# [WHAT THE TASK REQUIRES]
A complete answer lists every line of the material where the string "Anyja" occurs.

----------

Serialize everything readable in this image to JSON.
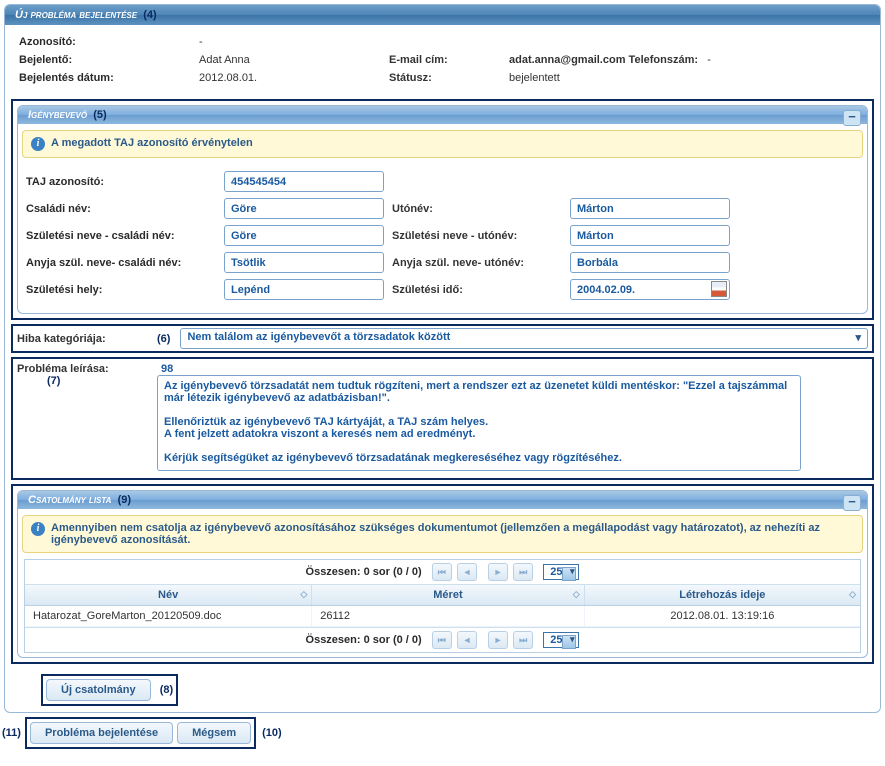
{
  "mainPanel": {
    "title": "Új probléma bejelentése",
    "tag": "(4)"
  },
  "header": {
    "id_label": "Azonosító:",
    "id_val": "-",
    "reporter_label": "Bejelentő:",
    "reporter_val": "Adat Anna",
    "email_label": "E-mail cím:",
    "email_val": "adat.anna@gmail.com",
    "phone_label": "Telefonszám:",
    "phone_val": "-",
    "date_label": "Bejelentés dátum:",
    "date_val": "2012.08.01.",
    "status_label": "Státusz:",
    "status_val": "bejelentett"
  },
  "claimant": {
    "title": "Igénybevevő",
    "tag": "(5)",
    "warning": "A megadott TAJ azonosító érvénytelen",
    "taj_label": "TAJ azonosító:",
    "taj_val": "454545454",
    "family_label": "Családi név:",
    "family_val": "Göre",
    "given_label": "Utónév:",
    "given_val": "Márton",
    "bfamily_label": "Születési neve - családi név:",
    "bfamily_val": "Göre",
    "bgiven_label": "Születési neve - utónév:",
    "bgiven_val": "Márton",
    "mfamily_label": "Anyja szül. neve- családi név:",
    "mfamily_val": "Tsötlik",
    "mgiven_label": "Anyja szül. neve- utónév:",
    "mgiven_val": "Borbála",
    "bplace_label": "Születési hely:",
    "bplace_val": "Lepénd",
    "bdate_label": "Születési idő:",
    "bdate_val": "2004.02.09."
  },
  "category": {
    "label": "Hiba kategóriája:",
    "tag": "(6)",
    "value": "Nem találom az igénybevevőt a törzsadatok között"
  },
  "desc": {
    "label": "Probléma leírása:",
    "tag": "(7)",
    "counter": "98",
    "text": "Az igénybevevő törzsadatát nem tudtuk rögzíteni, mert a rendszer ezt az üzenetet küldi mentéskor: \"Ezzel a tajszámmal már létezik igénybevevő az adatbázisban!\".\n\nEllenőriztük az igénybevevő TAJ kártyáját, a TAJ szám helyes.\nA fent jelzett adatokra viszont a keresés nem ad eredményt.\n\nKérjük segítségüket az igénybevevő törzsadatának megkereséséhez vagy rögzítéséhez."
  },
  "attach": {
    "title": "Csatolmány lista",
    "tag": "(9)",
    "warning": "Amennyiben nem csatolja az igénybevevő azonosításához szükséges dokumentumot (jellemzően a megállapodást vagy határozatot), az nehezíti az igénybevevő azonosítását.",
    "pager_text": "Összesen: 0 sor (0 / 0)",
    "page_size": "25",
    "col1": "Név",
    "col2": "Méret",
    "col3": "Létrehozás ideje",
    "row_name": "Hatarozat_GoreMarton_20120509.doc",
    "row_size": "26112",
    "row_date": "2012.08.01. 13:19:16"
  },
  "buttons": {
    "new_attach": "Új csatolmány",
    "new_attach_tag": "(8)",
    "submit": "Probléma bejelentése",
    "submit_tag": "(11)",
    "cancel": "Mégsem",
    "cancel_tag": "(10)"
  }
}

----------

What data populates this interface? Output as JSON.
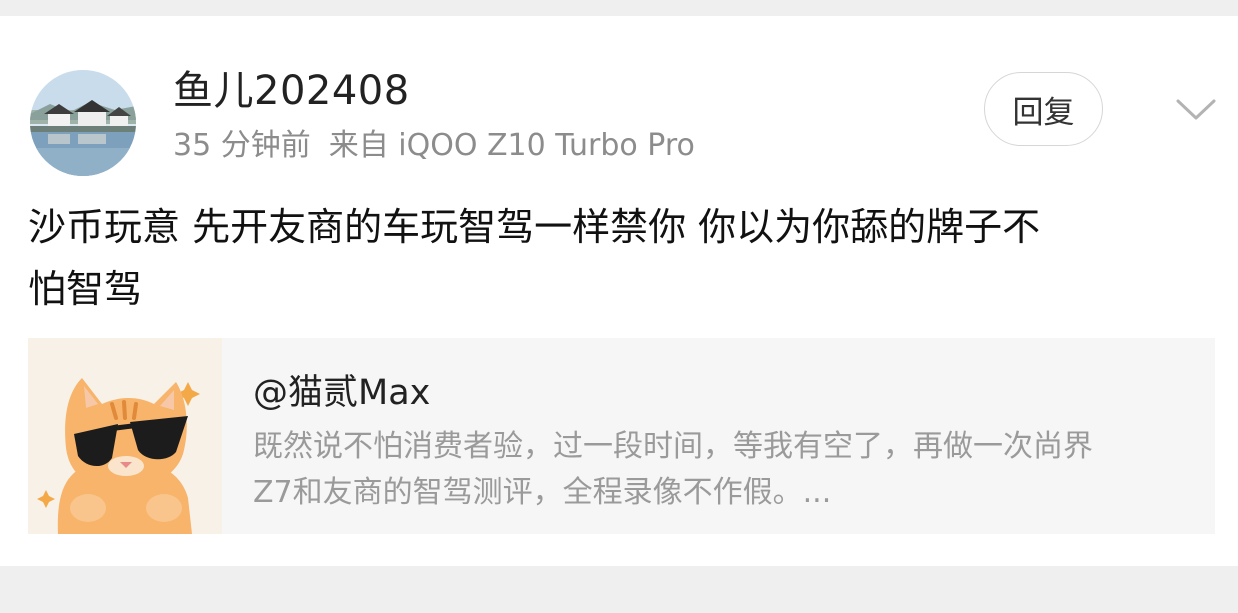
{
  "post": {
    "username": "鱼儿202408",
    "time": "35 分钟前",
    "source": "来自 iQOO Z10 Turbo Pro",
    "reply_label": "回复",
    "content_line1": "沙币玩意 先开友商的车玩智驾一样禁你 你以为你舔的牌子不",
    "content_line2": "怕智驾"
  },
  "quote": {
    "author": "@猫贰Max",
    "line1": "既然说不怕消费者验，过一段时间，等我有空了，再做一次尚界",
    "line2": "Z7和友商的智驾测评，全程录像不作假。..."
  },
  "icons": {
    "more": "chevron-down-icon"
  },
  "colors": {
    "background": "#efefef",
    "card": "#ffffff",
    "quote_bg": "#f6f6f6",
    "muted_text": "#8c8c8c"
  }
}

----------

# [ANSWER TO THIS PROBLEM]
    "mfamily_label": "Anyja szül. neve- családi név:",
    "mgiven_label": "Anyja szül. neve- utónév:",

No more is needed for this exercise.